He finally states that he is not alone in the conclusion that he has reached. He then quotes Robert Welch, Foy Wallace, Daniel Sommer, and Curtis Porter as holding the same position. Even if these men did agree with brother Rainwater, what does this prove as far as Bible authority is concerned? It matters not who said what; if God's Word does not give authority, there is none!

The last quote we notice is this;

"Only recently have we seen the doctrine of 'saints only' come forth with vigor. The restriction to individual action only of Gal. 6:10 and James 1:27 is of recent date comparably speaking and smacks of accommodative interpretation.'

Again we ask, what does this prove as far as Bible authority is concerned? It proves nothing! However, we might note that the restriction to individual action only in Gal. 6:10 and James 1:27 is not of recent date. It actually dates back before the foundation of the world to that time when God ordained the plan of human redemption which includes the church and its activities. This phase of God's plan was recorded by James and Paul!

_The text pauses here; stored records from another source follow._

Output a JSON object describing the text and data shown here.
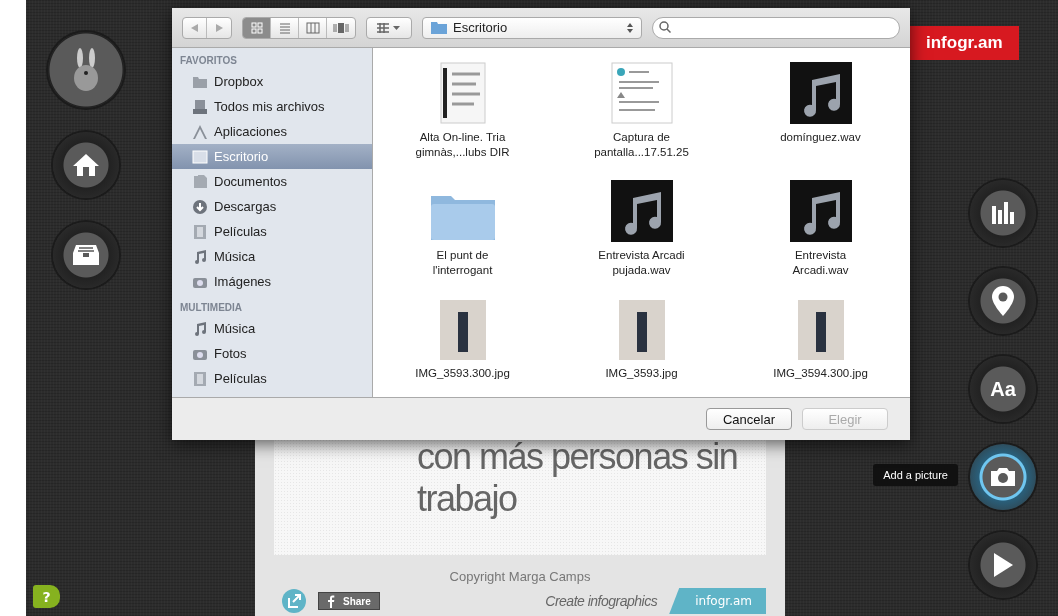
{
  "left_rail": {
    "buttons": [
      {
        "kind": "mascot"
      },
      {
        "kind": "home"
      },
      {
        "kind": "inbox"
      }
    ],
    "help": "?"
  },
  "logo": "infogr.am",
  "dialog": {
    "toolbar": {
      "view_modes": [
        {
          "selected": true
        },
        {
          "selected": false
        },
        {
          "selected": false
        },
        {
          "selected": false
        }
      ],
      "location": "Escritorio"
    },
    "sidebar": [
      {
        "title": "FAVORITOS",
        "items": [
          {
            "label": "Dropbox",
            "kind": "folder",
            "selected": false
          },
          {
            "label": "Todos mis archivos",
            "kind": "files",
            "selected": false
          },
          {
            "label": "Aplicaciones",
            "kind": "apps",
            "selected": false
          },
          {
            "label": "Escritorio",
            "kind": "desktop",
            "selected": true
          },
          {
            "label": "Documentos",
            "kind": "docs",
            "selected": false
          },
          {
            "label": "Descargas",
            "kind": "download",
            "selected": false
          },
          {
            "label": "Películas",
            "kind": "film",
            "selected": false
          },
          {
            "label": "Música",
            "kind": "music",
            "selected": false
          },
          {
            "label": "Imágenes",
            "kind": "camera",
            "selected": false
          }
        ]
      },
      {
        "title": "MULTIMEDIA",
        "items": [
          {
            "label": "Música",
            "kind": "music",
            "selected": false
          },
          {
            "label": "Fotos",
            "kind": "camera",
            "selected": false
          },
          {
            "label": "Películas",
            "kind": "film",
            "selected": false
          }
        ]
      }
    ],
    "files": [
      {
        "name": "Alta On-line. Tria gimnàs,...lubs DIR",
        "kind": "document"
      },
      {
        "name": "Captura de pantalla...17.51.25",
        "kind": "screenshot"
      },
      {
        "name": "domínguez.wav",
        "kind": "audio"
      },
      {
        "name": "El punt de l'interrogant",
        "kind": "folder"
      },
      {
        "name": "Entrevista Arcadi pujada.wav",
        "kind": "audio"
      },
      {
        "name": "Entrevista Arcadi.wav",
        "kind": "audio"
      },
      {
        "name": "IMG_3593.300.jpg",
        "kind": "photo"
      },
      {
        "name": "IMG_3593.jpg",
        "kind": "photo"
      },
      {
        "name": "IMG_3594.300.jpg",
        "kind": "photo"
      }
    ],
    "buttons": [
      {
        "label": "Cancelar",
        "disabled": false
      },
      {
        "label": "Elegir",
        "disabled": true
      }
    ]
  },
  "infographic": {
    "title_lines": [
      "con más personas sin",
      "trabajo"
    ],
    "copyright": "Copyright Marga Camps",
    "share": "Share",
    "tagline": "Create infographics",
    "badge": "infogr.am"
  },
  "right_rail": {
    "tools": [
      {
        "kind": "chart",
        "active": false
      },
      {
        "kind": "pin",
        "active": false
      },
      {
        "kind": "text",
        "label": "Aa",
        "active": false
      },
      {
        "kind": "camera",
        "active": true,
        "tooltip": "Add a picture"
      },
      {
        "kind": "play",
        "active": false
      }
    ]
  }
}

Brother Rainwater and perhaps others do not agree that James 1:27 and Gal. 6:10 are individual only passages. Perhaps they might contrive situations where a child will die unless the church, by church action under the disguise of "individual collective action" from the treasury helps him. It is very doubtful that such a situation might arise, but suppose they concoct one and then say, "if not, why not?" I do not know all of God's reasons for setting His plan in order as He did, but I'm sure that we must go strictly by His authority or we will be in sin. If brother Rainwater and others can hold their question a little longer, I'm sure that in eternity the Lord will be glad to accommodate them!

In summary, we see that his position depends on an assumed unscriptural principle of church action based on James 1:27. Notice how this principle applies in other situations: A horse eats grass. A cow eats grass and gives milk. Therefore, because the horse and cow eat grass the horse eats because the cow eats and the horse gives milk! "If not, why not?" But, this is not logical and the conclusion is not true. Who would say that a horse receives authority to eat grass and thus can give milk because the cow eats grass and gives milk? No one would. But, brother Rainwater must if he is consistent with his principle.

— 712 North Calhoun St., Perry, Florida